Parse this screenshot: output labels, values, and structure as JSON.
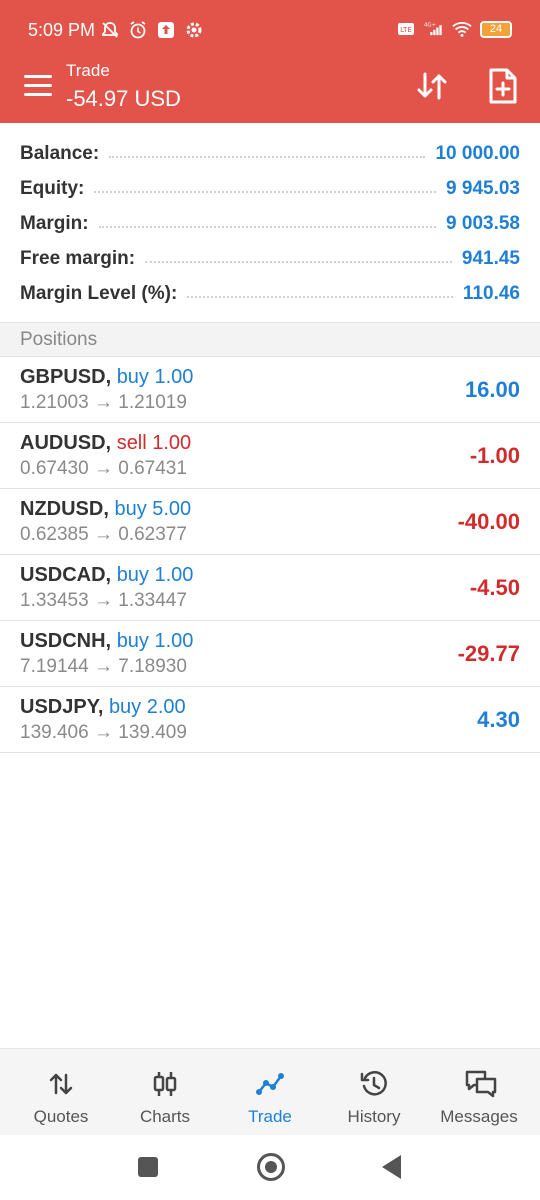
{
  "status_bar": {
    "time": "5:09 PM",
    "battery": "24",
    "left_icons": [
      "mute-icon",
      "alarm-icon",
      "upload-icon",
      "settings-icon"
    ],
    "right_icons": [
      "volte-icon",
      "signal-4g-icon",
      "wifi-icon",
      "battery-icon"
    ]
  },
  "header": {
    "title": "Trade",
    "subtitle": "-54.97 USD",
    "background": "#e2534a"
  },
  "summary": [
    {
      "label": "Balance:",
      "value": "10 000.00"
    },
    {
      "label": "Equity:",
      "value": "9 945.03"
    },
    {
      "label": "Margin:",
      "value": "9 003.58"
    },
    {
      "label": "Free margin:",
      "value": "941.45"
    },
    {
      "label": "Margin Level (%):",
      "value": "110.46"
    }
  ],
  "positions_header": "Positions",
  "positions": [
    {
      "symbol": "GBPUSD,",
      "side": "buy 1.00",
      "side_type": "buy",
      "open": "1.21003",
      "arrow": "→",
      "current": "1.21019",
      "profit": "16.00",
      "profit_sign": "pos"
    },
    {
      "symbol": "AUDUSD,",
      "side": "sell 1.00",
      "side_type": "sell",
      "open": "0.67430",
      "arrow": "→",
      "current": "0.67431",
      "profit": "-1.00",
      "profit_sign": "neg"
    },
    {
      "symbol": "NZDUSD,",
      "side": "buy 5.00",
      "side_type": "buy",
      "open": "0.62385",
      "arrow": "→",
      "current": "0.62377",
      "profit": "-40.00",
      "profit_sign": "neg"
    },
    {
      "symbol": "USDCAD,",
      "side": "buy 1.00",
      "side_type": "buy",
      "open": "1.33453",
      "arrow": "→",
      "current": "1.33447",
      "profit": "-4.50",
      "profit_sign": "neg"
    },
    {
      "symbol": "USDCNH,",
      "side": "buy 1.00",
      "side_type": "buy",
      "open": "7.19144",
      "arrow": "→",
      "current": "7.18930",
      "profit": "-29.77",
      "profit_sign": "neg"
    },
    {
      "symbol": "USDJPY,",
      "side": "buy 2.00",
      "side_type": "buy",
      "open": "139.406",
      "arrow": "→",
      "current": "139.409",
      "profit": "4.30",
      "profit_sign": "pos"
    }
  ],
  "bottom_nav": [
    {
      "label": "Quotes",
      "icon": "quotes-icon",
      "active": false
    },
    {
      "label": "Charts",
      "icon": "charts-icon",
      "active": false
    },
    {
      "label": "Trade",
      "icon": "trade-icon",
      "active": true
    },
    {
      "label": "History",
      "icon": "history-icon",
      "active": false
    },
    {
      "label": "Messages",
      "icon": "messages-icon",
      "active": false
    }
  ],
  "colors": {
    "accent_blue": "#1e7fd4",
    "loss_red": "#d22b2b",
    "header_red": "#e2534a"
  }
}
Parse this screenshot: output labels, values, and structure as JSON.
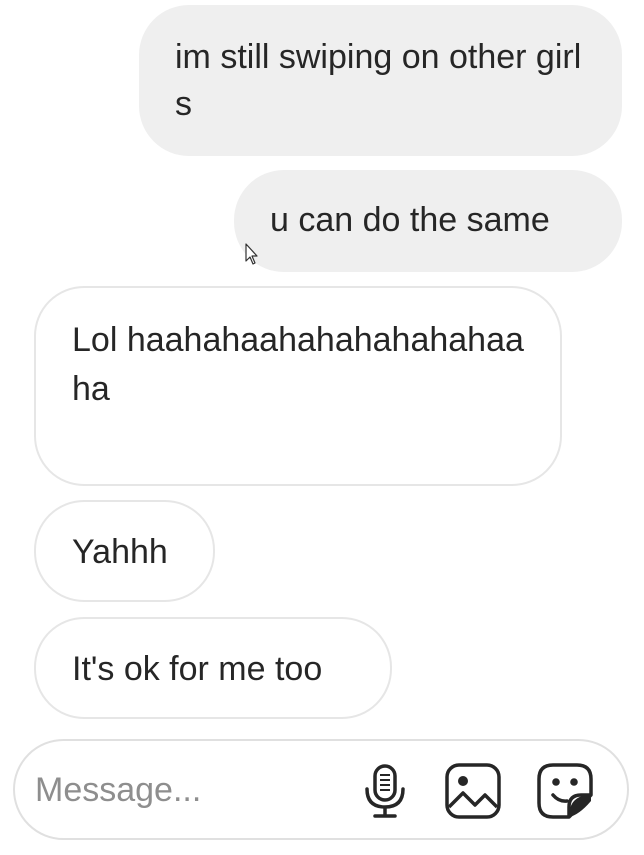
{
  "messages": [
    {
      "id": "m1",
      "direction": "sent",
      "text": "im still swiping on other girls"
    },
    {
      "id": "m2",
      "direction": "sent",
      "text": "u can do the same"
    },
    {
      "id": "m3",
      "direction": "received",
      "text": "Lol haahahaahahahahahahaaha"
    },
    {
      "id": "m4",
      "direction": "received",
      "text": "Yahhh"
    },
    {
      "id": "m5",
      "direction": "received",
      "text": "It's ok for me too"
    }
  ],
  "composer": {
    "placeholder": "Message...",
    "value": "",
    "icons": [
      "microphone-icon",
      "image-icon",
      "sticker-icon"
    ]
  },
  "colors": {
    "sent_bubble": "#efefef",
    "received_border": "#e6e6e6",
    "text": "#262626",
    "placeholder": "#8e8e8e"
  }
}
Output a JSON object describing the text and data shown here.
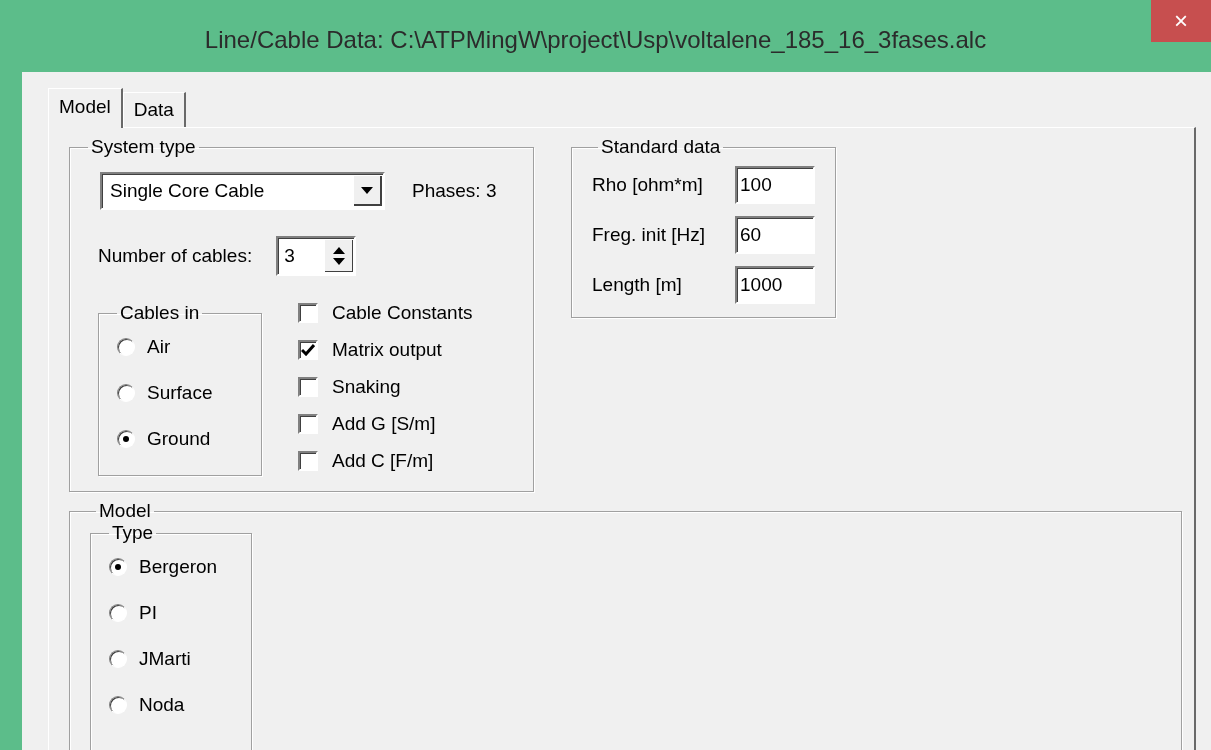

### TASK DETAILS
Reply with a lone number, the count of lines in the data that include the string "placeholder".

### EXERCISE SOLUTION
2